Finally, the strength of Auburn has always been their mentality. They’re a group of friends who play with the joy, competitiveness, and faith in each other. You’ll rarely hear a louder or more positive sideline, regardless of the score of the game. The ability to maintain that type of energy, even amidst the pressure of Nationals, is what continues to separate Auburn from the pack. With that and their top end talent in hand, it’s easy to see them breaking seed and jumping into the bracket for a third straight year.
Seeding: A5, Overall No. 17
Power Ranking: #25
Overall Record: 23-16
Against The Nationals Field: 3-4
Against The Pool: 1-1 (4-11 vs UMass, 15-10 vs Auburn)
2018 has certainly been the year of upset Nationals qualifiers, and representing that trend for Pool A is bottom-seeded Northwestern. NUT is a wildcard for nearly everyone in the sphere of Nationals, having avoided being filmed since Warm Up 2017 and having missed the bracket in nearly three out of four tournaments on the year (and losing quarters at Huck Finn).
NUT claimed their place in Milwaukee by winning the lone bid out of the Great Lakes region, on the strength of a 15-13 win over Notre Dame in the game-to-go. Though Michigan entered the series as the nominal favorite, Northwestern’s hot hand carried them through the bracket and landed them their inaugural trip to Nationals just an hour away from their campus in Evanston.
Coach Kevin Yngve leads a squad who has rebounded from the loss of 1st Team All-Region player Ben Spielman last year (and three additional 2nd Team All-Region players the year prior) to record their best season in program history, but NUT didn’t come from nothing.
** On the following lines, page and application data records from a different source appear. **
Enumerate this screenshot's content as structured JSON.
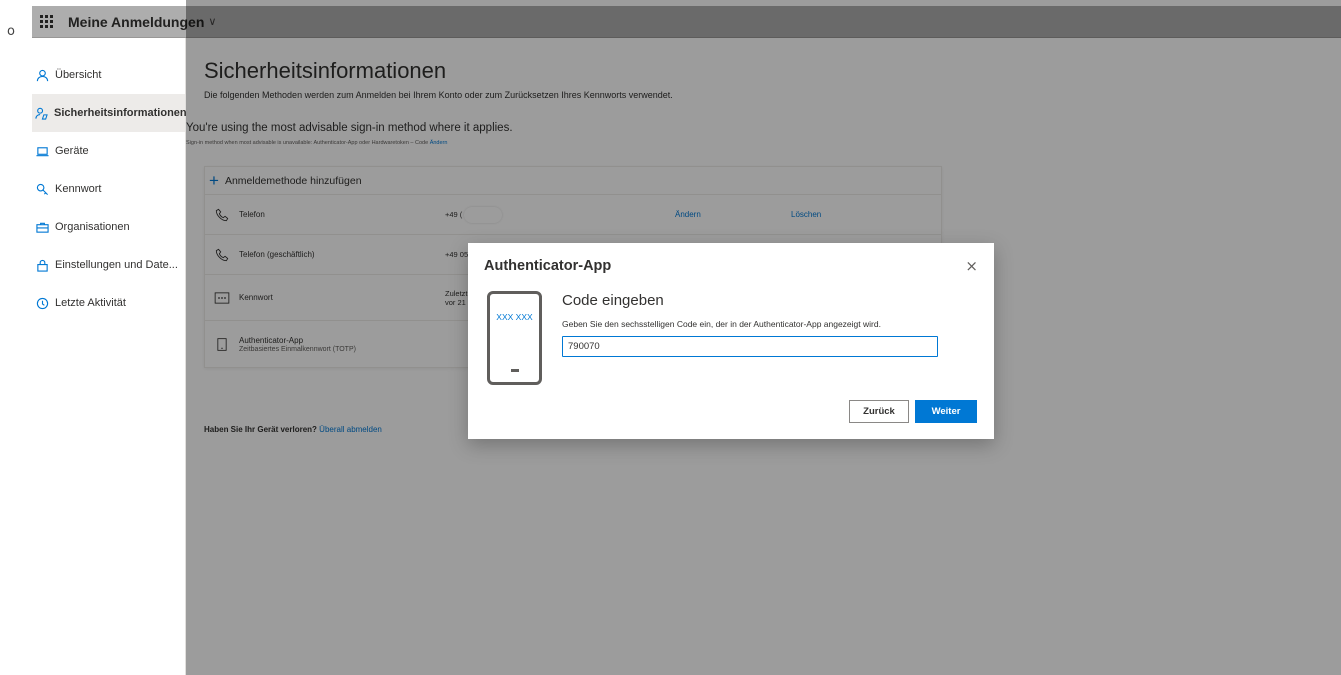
{
  "gutter_mark": "o",
  "topbar": {
    "app_name": "Meine Anmeldungen",
    "chevron": "∨"
  },
  "sidebar": {
    "items": [
      {
        "label": "Übersicht",
        "icon": "person-icon"
      },
      {
        "label": "Sicherheitsinformationen",
        "icon": "security-info-icon",
        "active": true
      },
      {
        "label": "Geräte",
        "icon": "laptop-icon"
      },
      {
        "label": "Kennwort",
        "icon": "key-icon"
      },
      {
        "label": "Organisationen",
        "icon": "briefcase-icon"
      },
      {
        "label": "Einstellungen und Date...",
        "icon": "lock-icon"
      },
      {
        "label": "Letzte Aktivität",
        "icon": "history-icon"
      }
    ]
  },
  "main": {
    "title": "Sicherheitsinformationen",
    "description": "Die folgenden Methoden werden zum Anmelden bei Ihrem Konto oder zum Zurücksetzen Ihres Kennworts verwendet.",
    "advisable_title": "You're using the most advisable sign-in method where it applies.",
    "advisable_sub": "Sign-in method when most advisable is unavailable: Authenticator-App oder Hardwaretoken – Code",
    "advisable_link": "Ändern",
    "add_method": "Anmeldemethode hinzufügen",
    "methods": [
      {
        "label": "Telefon",
        "value": "+49 (",
        "edit": "Ändern",
        "delete": "Löschen"
      },
      {
        "label": "Telefon (geschäftlich)",
        "value": "+49 05"
      },
      {
        "label": "Kennwort",
        "value_line1": "Zuletzt",
        "value_line2": "vor 21"
      },
      {
        "label": "Authenticator-App",
        "sub": "Zeitbasiertes Einmalkennwort (TOTP)"
      }
    ],
    "lost_bold": "Haben Sie Ihr Gerät verloren?",
    "lost_link": "Überall abmelden"
  },
  "dialog": {
    "title": "Authenticator-App",
    "close": "×",
    "phone_code": "XXX XXX",
    "heading": "Code eingeben",
    "description": "Geben Sie den sechsstelligen Code ein, der in der Authenticator-App angezeigt wird.",
    "code_value": "790070",
    "back_label": "Zurück",
    "next_label": "Weiter"
  },
  "colors": {
    "accent": "#0078d4",
    "text": "#323130",
    "overlay": "rgba(0,0,0,0.39)"
  }
}
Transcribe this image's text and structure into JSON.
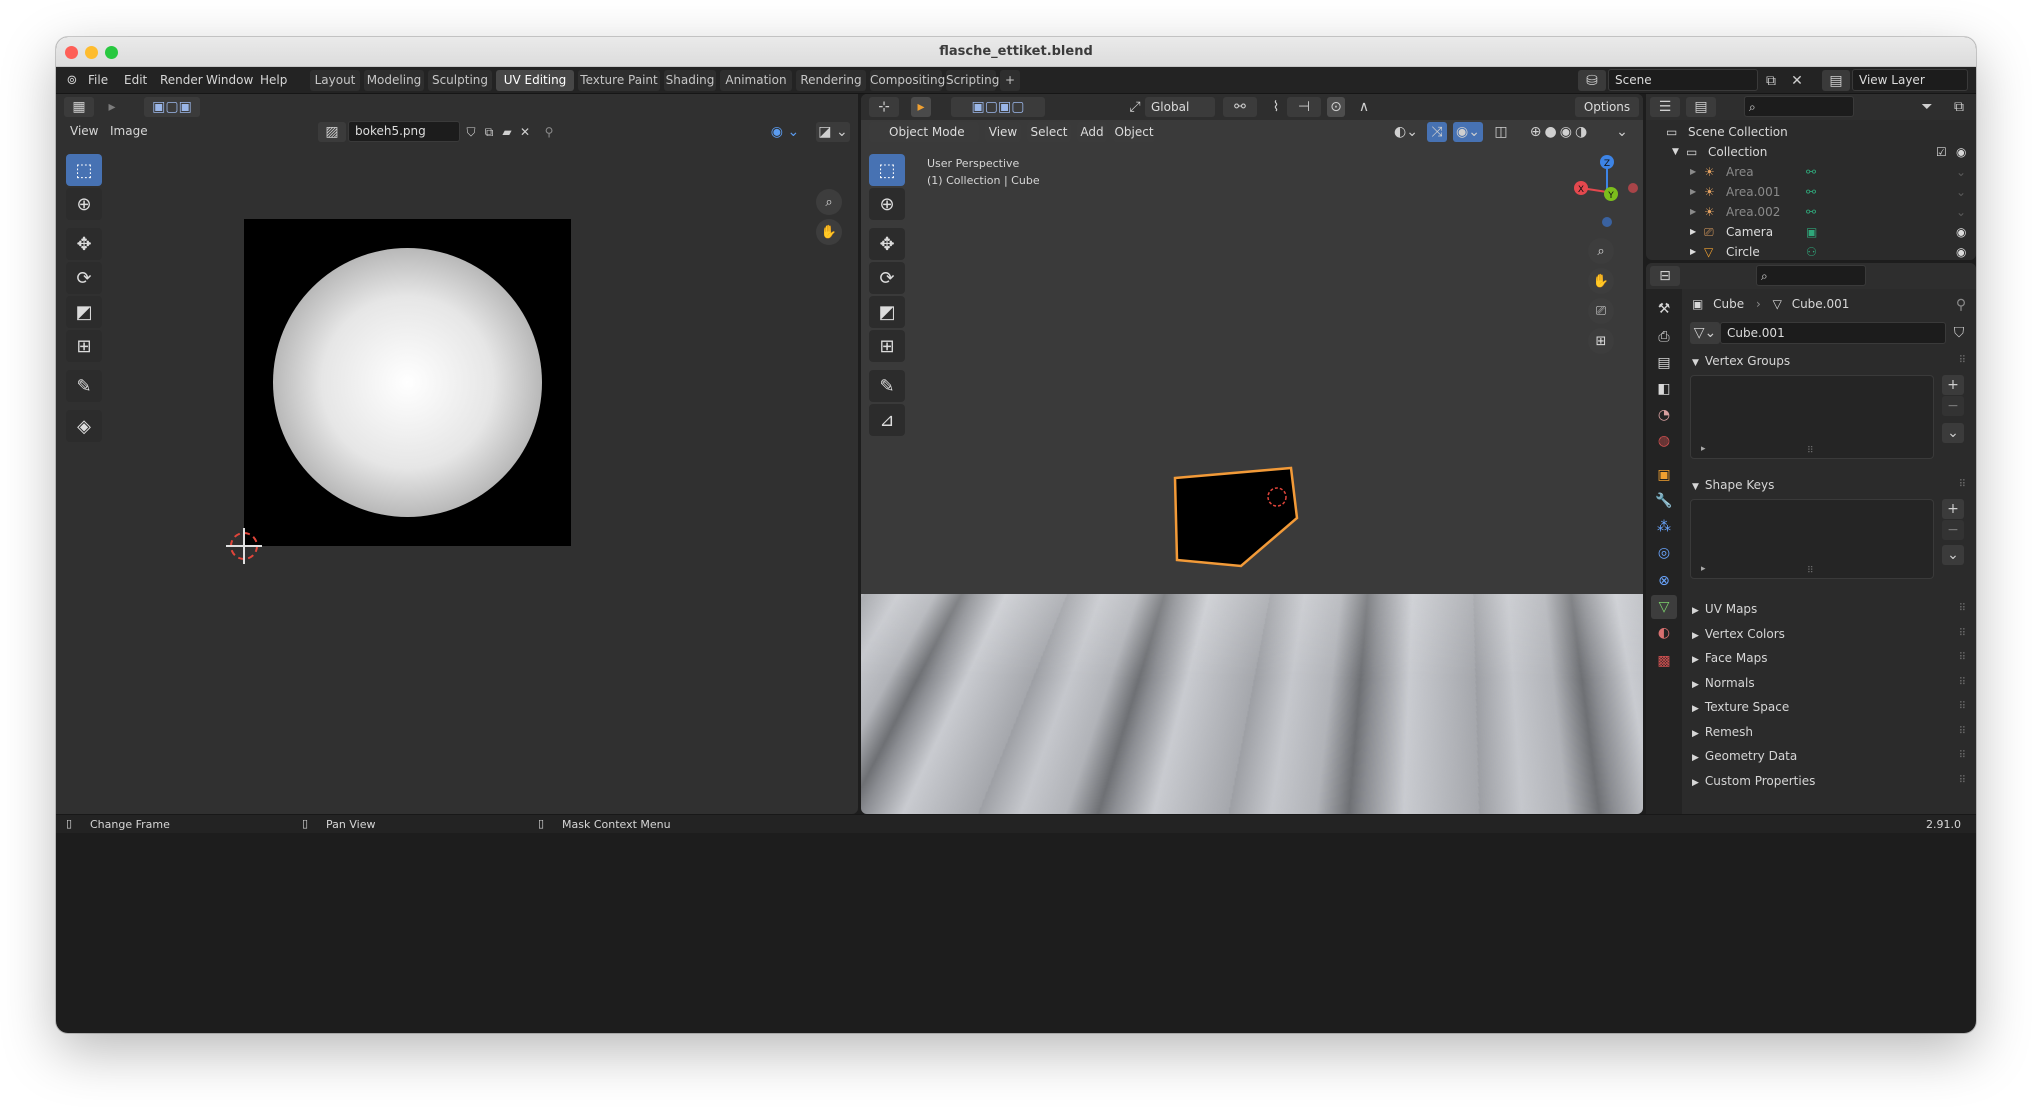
{
  "window": {
    "title": "flasche_ettiket.blend"
  },
  "menu": [
    "File",
    "Edit",
    "Render",
    "Window",
    "Help"
  ],
  "workspaces": [
    {
      "label": "Layout",
      "active": false
    },
    {
      "label": "Modeling",
      "active": false
    },
    {
      "label": "Sculpting",
      "active": false
    },
    {
      "label": "UV Editing",
      "active": true
    },
    {
      "label": "Texture Paint",
      "active": false
    },
    {
      "label": "Shading",
      "active": false
    },
    {
      "label": "Animation",
      "active": false
    },
    {
      "label": "Rendering",
      "active": false
    },
    {
      "label": "Compositing",
      "active": false
    },
    {
      "label": "Scripting",
      "active": false
    }
  ],
  "add_workspace": "+",
  "scene": {
    "name": "Scene",
    "view_layer": "View Layer"
  },
  "uv_editor": {
    "menus": [
      "View",
      "Image"
    ],
    "image_name": "bokeh5.png"
  },
  "viewport": {
    "mode": "Object Mode",
    "menus": [
      "View",
      "Select",
      "Add",
      "Object"
    ],
    "orientation": "Global",
    "options": "Options",
    "overlay_line1": "User Perspective",
    "overlay_line2": "(1) Collection | Cube",
    "gizmo": {
      "x": "X",
      "y": "Y",
      "z": "Z"
    }
  },
  "outliner": {
    "root": "Scene Collection",
    "collection": "Collection",
    "items": [
      {
        "name": "Area",
        "type": "light",
        "dim": true
      },
      {
        "name": "Area.001",
        "type": "light",
        "dim": true
      },
      {
        "name": "Area.002",
        "type": "light",
        "dim": true
      },
      {
        "name": "Camera",
        "type": "camera",
        "dim": false
      },
      {
        "name": "Circle",
        "type": "mesh",
        "dim": false
      }
    ]
  },
  "properties": {
    "breadcrumb_object": "Cube",
    "breadcrumb_data": "Cube.001",
    "mesh_name": "Cube.001",
    "panels_open": [
      "Vertex Groups",
      "Shape Keys"
    ],
    "panels_closed": [
      "UV Maps",
      "Vertex Colors",
      "Face Maps",
      "Normals",
      "Texture Space",
      "Remesh",
      "Geometry Data",
      "Custom Properties"
    ]
  },
  "status": {
    "left": "Change Frame",
    "middle": "Pan View",
    "right": "Mask Context Menu",
    "version": "2.91.0"
  },
  "colors": {
    "accent": "#4772b3",
    "selection_outline": "#f29a38",
    "axis_x": "#e4484e",
    "axis_y": "#7cbe1c",
    "axis_z": "#3d84e6"
  },
  "icons": [
    "search-icon",
    "zoom-icon",
    "hand-icon",
    "camera-icon",
    "grid-icon",
    "eye-icon",
    "cursor-icon",
    "move-icon",
    "rotate-icon",
    "scale-icon",
    "transform-icon",
    "annotate-icon",
    "measure-icon",
    "pin-icon",
    "filter-icon",
    "shield-icon"
  ]
}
Last year, Northwestern reached the semifinals of Warm Up and finished the regular season ranked #37. So it’s fair to say that something has been brewing there for a few seasons.
If 2017 is any indication, NUT will deploy a horizontal stack offense. And if the all-region hype is any indication, the attack will be led by junior Kyle Rutledge, a practice player for Chicago Machine this past summer, who will initiate the cutting downfield and look to drive the offense with his throws afterward. Fellow junior Jeff Holm will also be a force in the downfield cutting space. On defense, look for 5th year Chris “Rozo” Rozolis to supply the fireworks on the strength of his athleticism.
Though we know relatively less about Northwestern than the usual suspects from Nationals, it will certainly be an adventure to watch them navigate their maiden voyage. While no Men’s five-seed has won their pool since the field expanded to 20 teams, nearly a quarter of them have made the bracket, and one has even made it as far as the quarterfinals7. Plus, with so many upset qualifiers in the field this year, a prequarter run could easily match them with a fellow underdog.
Fisher, Lanier, Yanuck, and Taylor played for Raleigh Ring of Fire. Schoch and White are members of Boston Dig and Michigan High Five, respectively ↩
Gramann and Bartoli with Boston Dig; Barron and Johnson with Boston Slow White ↩
Hernandez for Austin Doublewide and Hirning for Oakland Guerrilla ↩
wink wink ↩
2015 was the Tulane DQ but the bid-earner who missed was Florida; 2016 is was Florida; 2017 they beat bid-earner Georgia in the finals of the 1-bid region; 2018 the bid-earner that missed was…Florida. Woof ↩
Stanford 2011 ↩